# Problem details
Output all the records word for word. Drop the pictures.

[Data records for software interfaces]
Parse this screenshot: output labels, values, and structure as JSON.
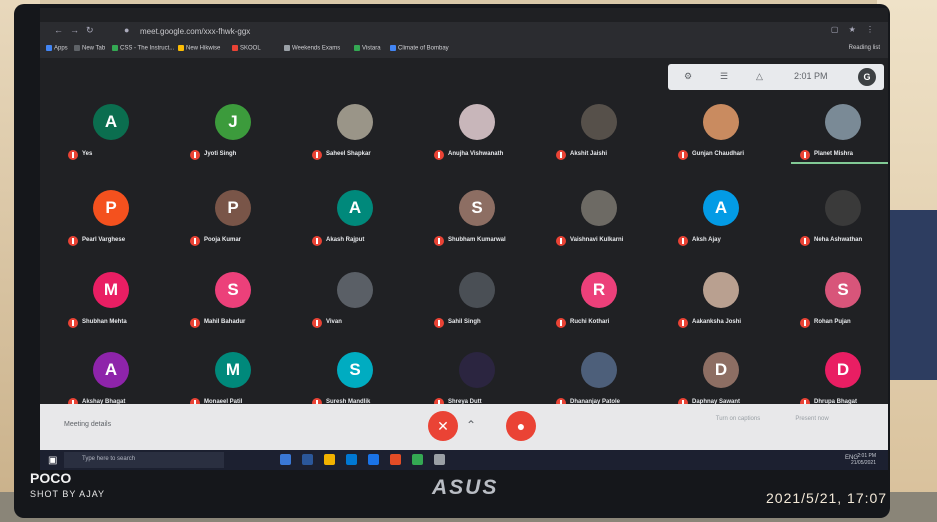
{
  "browser": {
    "url": "meet.google.com/xxx-fhwk-ggx",
    "bookmarks": [
      {
        "label": "Apps",
        "color": "#4285f4"
      },
      {
        "label": "New Tab",
        "color": "#5f6368"
      },
      {
        "label": "CSS - The Instruct...",
        "color": "#34a853"
      },
      {
        "label": "New Hikwise",
        "color": "#fbbc04"
      },
      {
        "label": "SKOOL",
        "color": "#ea4335"
      },
      {
        "label": "Weekends Exams",
        "color": "#9aa0a6"
      },
      {
        "label": "Vistara",
        "color": "#34a853"
      },
      {
        "label": "Climate of Bombay",
        "color": "#4285f4"
      }
    ],
    "reading_list": "Reading list"
  },
  "meet_panel": {
    "time": "2:01 PM",
    "avatar_letter": "G"
  },
  "participants": [
    {
      "name": "Yes",
      "initial": "A",
      "color": "#0b6e4f"
    },
    {
      "name": "Jyoti Singh",
      "initial": "J",
      "color": "#3c9b3c"
    },
    {
      "name": "Saheel Shapkar",
      "initial": "",
      "color": "#9a9588",
      "photo": true
    },
    {
      "name": "Anujha Vishwanath",
      "initial": "",
      "color": "#c8b6ba",
      "photo": true
    },
    {
      "name": "Akshit Jaishi",
      "initial": "",
      "color": "#56504a",
      "photo": true
    },
    {
      "name": "Gunjan Chaudhari",
      "initial": "",
      "color": "#c98b60",
      "photo": true
    },
    {
      "name": "Planet Mishra",
      "initial": "",
      "color": "#7a8a96",
      "photo": true,
      "pinned": true
    },
    {
      "name": "Pearl Varghese",
      "initial": "P",
      "color": "#f4511e"
    },
    {
      "name": "Pooja Kumar",
      "initial": "P",
      "color": "#795548"
    },
    {
      "name": "Akash Rajput",
      "initial": "A",
      "color": "#00897b"
    },
    {
      "name": "Shubham Kumarwal",
      "initial": "S",
      "color": "#8d6e63"
    },
    {
      "name": "Vaishnavi Kulkarni",
      "initial": "",
      "color": "#6d6a64",
      "photo": true
    },
    {
      "name": "Aksh Ajay",
      "initial": "A",
      "color": "#039be5"
    },
    {
      "name": "Neha Ashwathan",
      "initial": "",
      "color": "#3a3a3a",
      "photo": true
    },
    {
      "name": "Shubhan Mehta",
      "initial": "M",
      "color": "#e91e63"
    },
    {
      "name": "Mahil Bahadur",
      "initial": "S",
      "color": "#ec407a"
    },
    {
      "name": "Vivan",
      "initial": "",
      "color": "#5a5f66",
      "photo": true
    },
    {
      "name": "Sahil Singh",
      "initial": "",
      "color": "#4a4f55",
      "photo": true
    },
    {
      "name": "Ruchi Kothari",
      "initial": "R",
      "color": "#ec407a"
    },
    {
      "name": "Aakanksha Joshi",
      "initial": "",
      "color": "#b9a090",
      "photo": true
    },
    {
      "name": "Rohan Pujan",
      "initial": "S",
      "color": "#d8557a"
    },
    {
      "name": "Akshay Bhagat",
      "initial": "A",
      "color": "#8e24aa"
    },
    {
      "name": "Monaeel Patil",
      "initial": "M",
      "color": "#00897b"
    },
    {
      "name": "Suresh Mandlik",
      "initial": "S",
      "color": "#00acc1"
    },
    {
      "name": "Shreya Dutt",
      "initial": "",
      "color": "#2b2540",
      "photo": true
    },
    {
      "name": "Dhananjay Patole",
      "initial": "",
      "color": "#4d5f7a",
      "photo": true
    },
    {
      "name": "Daphnay Sawant",
      "initial": "D",
      "color": "#8d6e63"
    },
    {
      "name": "Dhrupa Bhagat",
      "initial": "D",
      "color": "#e91e63"
    }
  ],
  "meet_bar": {
    "details": "Meeting details",
    "hangup_icon": "call-end-icon",
    "mic_icon": "mic-off-icon",
    "cam_icon": "videocam-off-icon",
    "actions": [
      "Turn on captions",
      "Present now"
    ]
  },
  "taskbar": {
    "search_placeholder": "Type here to search",
    "tray": "ENG",
    "clock_time": "2:01 PM",
    "clock_date": "21/05/2021"
  },
  "bezel": {
    "brand": "ASUS"
  },
  "watermark": {
    "brand": "POCO",
    "shot_by": "SHOT BY AJAY",
    "timestamp": "2021/5/21, 17:07"
  }
}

# Answer box
Parse this screenshot: output labels, values, and structure as JSON.
{
  "browser": {
    "url": "meet.google.com/xxx-fhwk-ggx",
    "bookmarks": [
      {
        "label": "Apps",
        "color": "#4285f4"
      },
      {
        "label": "New Tab",
        "color": "#5f6368"
      },
      {
        "label": "CSS - The Instruct...",
        "color": "#34a853"
      },
      {
        "label": "New Hikwise",
        "color": "#fbbc04"
      },
      {
        "label": "SKOOL",
        "color": "#ea4335"
      },
      {
        "label": "Weekends Exams",
        "color": "#9aa0a6"
      },
      {
        "label": "Vistara",
        "color": "#34a853"
      },
      {
        "label": "Climate of Bombay",
        "color": "#4285f4"
      }
    ],
    "reading_list": "Reading list"
  },
  "meet_panel": {
    "time": "2:01 PM",
    "avatar_letter": "G"
  },
  "participants": [
    {
      "name": "Yes",
      "initial": "A",
      "color": "#0b6e4f"
    },
    {
      "name": "Jyoti Singh",
      "initial": "J",
      "color": "#3c9b3c"
    },
    {
      "name": "Saheel Shapkar",
      "initial": "",
      "color": "#9a9588",
      "photo": true
    },
    {
      "name": "Anujha Vishwanath",
      "initial": "",
      "color": "#c8b6ba",
      "photo": true
    },
    {
      "name": "Akshit Jaishi",
      "initial": "",
      "color": "#56504a",
      "photo": true
    },
    {
      "name": "Gunjan Chaudhari",
      "initial": "",
      "color": "#c98b60",
      "photo": true
    },
    {
      "name": "Planet Mishra",
      "initial": "",
      "color": "#7a8a96",
      "photo": true,
      "pinned": true
    },
    {
      "name": "Pearl Varghese",
      "initial": "P",
      "color": "#f4511e"
    },
    {
      "name": "Pooja Kumar",
      "initial": "P",
      "color": "#795548"
    },
    {
      "name": "Akash Rajput",
      "initial": "A",
      "color": "#00897b"
    },
    {
      "name": "Shubham Kumarwal",
      "initial": "S",
      "color": "#8d6e63"
    },
    {
      "name": "Vaishnavi Kulkarni",
      "initial": "",
      "color": "#6d6a64",
      "photo": true
    },
    {
      "name": "Aksh Ajay",
      "initial": "A",
      "color": "#039be5"
    },
    {
      "name": "Neha Ashwathan",
      "initial": "",
      "color": "#3a3a3a",
      "photo": true
    },
    {
      "name": "Shubhan Mehta",
      "initial": "M",
      "color": "#e91e63"
    },
    {
      "name": "Mahil Bahadur",
      "initial": "S",
      "color": "#ec407a"
    },
    {
      "name": "Vivan",
      "initial": "",
      "color": "#5a5f66",
      "photo": true
    },
    {
      "name": "Sahil Singh",
      "initial": "",
      "color": "#4a4f55",
      "photo": true
    },
    {
      "name": "Ruchi Kothari",
      "initial": "R",
      "color": "#ec407a"
    },
    {
      "name": "Aakanksha Joshi",
      "initial": "",
      "color": "#b9a090",
      "photo": true
    },
    {
      "name": "Rohan Pujan",
      "initial": "S",
      "color": "#d8557a"
    },
    {
      "name": "Akshay Bhagat",
      "initial": "A",
      "color": "#8e24aa"
    },
    {
      "name": "Monaeel Patil",
      "initial": "M",
      "color": "#00897b"
    },
    {
      "name": "Suresh Mandlik",
      "initial": "S",
      "color": "#00acc1"
    },
    {
      "name": "Shreya Dutt",
      "initial": "",
      "color": "#2b2540",
      "photo": true
    },
    {
      "name": "Dhananjay Patole",
      "initial": "",
      "color": "#4d5f7a",
      "photo": true
    },
    {
      "name": "Daphnay Sawant",
      "initial": "D",
      "color": "#8d6e63"
    },
    {
      "name": "Dhrupa Bhagat",
      "initial": "D",
      "color": "#e91e63"
    }
  ],
  "meet_bar": {
    "details": "Meeting details",
    "hangup_icon": "call-end-icon",
    "mic_icon": "mic-off-icon",
    "cam_icon": "videocam-off-icon",
    "actions": [
      "Turn on captions",
      "Present now"
    ]
  },
  "taskbar": {
    "search_placeholder": "Type here to search",
    "tray": "ENG",
    "clock_time": "2:01 PM",
    "clock_date": "21/05/2021"
  },
  "bezel": {
    "brand": "ASUS"
  },
  "watermark": {
    "brand": "POCO",
    "shot_by": "SHOT BY AJAY",
    "timestamp": "2021/5/21, 17:07"
  }
}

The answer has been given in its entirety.